IIoT and the keys to actualizing the decentralized energy revolution – Part 2 of 3
June 29, 2020

John Camilleri

Innovations in power generation, storage, and transmission technologies are forcing a shift away from centralized power generation towards a distributed, decentralized model. Utility operations are presented with new challenges related to security and controls; how they respond will shape the future of the decentralized energy landscape. This 3-part series will investigate the potential applications of distributed systems, as well as the role of interoperability in actualizing the decentralized energy revolution.

In the first installment of this series, I introduced the concept of the grid edge and the advantages and challenges presented by distributed systems. In this article, I’ll explore some of the real-world applications of a distributed system approach.

Distributed power system applications

Distributed systems in the energy space can be applied to serve many objectives. The following list provides some potential applications.

  • Transactive energy: Requires machine-to-machine interaction between two business entities to execute a transaction.
  • Microgrids: Opportunity to provide in-field analytics and distributed control functions.
  • Renewables: Support the data collection of customer side renewable deployments that support utility operational insight.
  • Better use of capital assets: In-field optimization of assets for better performance and utilization or simply enabling fine-grain control.
  • Multi-vendor solutions: Create an interoperability nexus by allowing multi-vendor solutions.
  • Enabling competition: Innovation by allowing open access to data and the ability to tackle smaller-scoped problems.
  • On-premises energy management solutions: Support optimal control of on-premises energy resources and loads based on global control directives
  • Predictive maintenance: AI applied in the field to detect anomalies and report back

It is important to note that with a distributed system approach, incremental rollouts reduce complexity and cost.

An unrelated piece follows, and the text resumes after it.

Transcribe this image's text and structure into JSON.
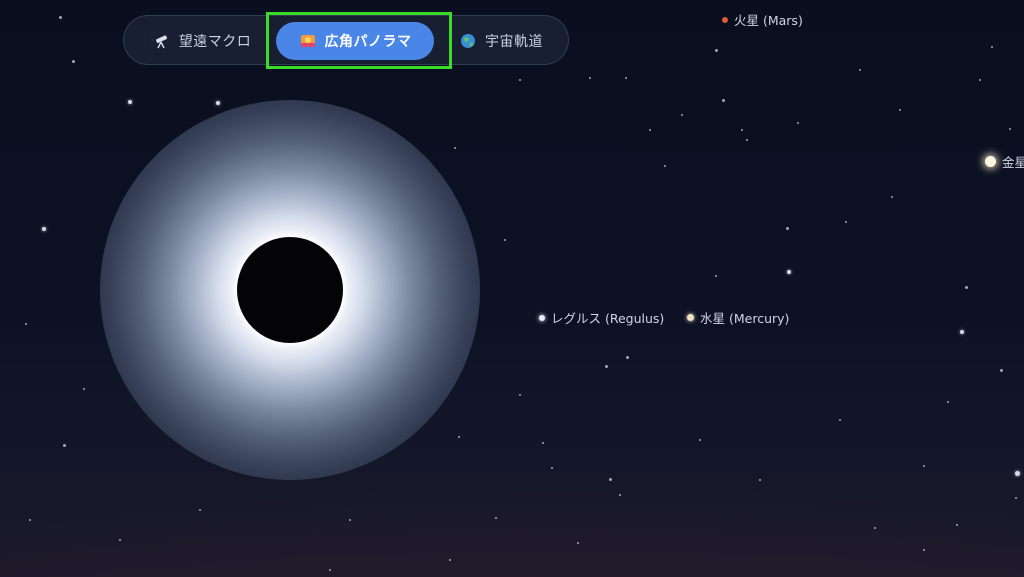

Even more important is the ability to stack the benefits once you have the interoperability platform in place.

IIoT considerations for a distributed approach

Industrial Internet of Things (IIoT) platforms are becoming available to achieve some of these goals.  As with any system design, evaluating the requirements is complicated and worth the investment if you tie those requirements to testing and verifiable customer needs.  When considering these types of platforms, you should consider this as evolving technology so future requirements tend to be fuzzy. This may lead you to one of the key design principles, “minimal functionality,” to ensure the solution is not over-engineered.

The above application of IIoT deserves some consideration.  Various architectures can be applied to each application area.  With distributed architectures, you need to consider several things at first:

  1. Workload – Where do you want the compute power to be and why?
  2. Communications – What are the latency and bandwidth requirements?
  3. Management – How will you manage the distributed devices remotely?
  4. Security – What security vulnerabilities does the system have and what is the threat model?

Hypothetical IIoT architecture

The following notional architecture demonstrates a distributed approach for transactive energy.

notional diagram of transactional energy architecture

In the above diagram, residential homes have their own DER and Load.  A Distributed Processing Node (DPN) that may be integrated into a smart meter provides monitoring (and control) of each resource and communicates on the message bus for pricing signals to ramp up or ramp down. The DPN acts as a mini-control aggregator. The price signals submitted by other residential or commercial DPNs in the location, including devices like community energy storage, residential community solar or charging stations are consumed by each peer.

Once the infrastructure for communication and processing is in place, the logic performing business rules can be updated over-the-air like your cell phone. Layered applications can then be distributed to support other functions as needed to meet the customer requirements. Landis+Gyr’s developer studio is one example of this approach.

In the next and final installment of this series, I will address the role that interoperability frameworks like Open Field Message Bus (OpenFMB) are playing in accelerating this revolution. To ready Part 3 of this series, please click here.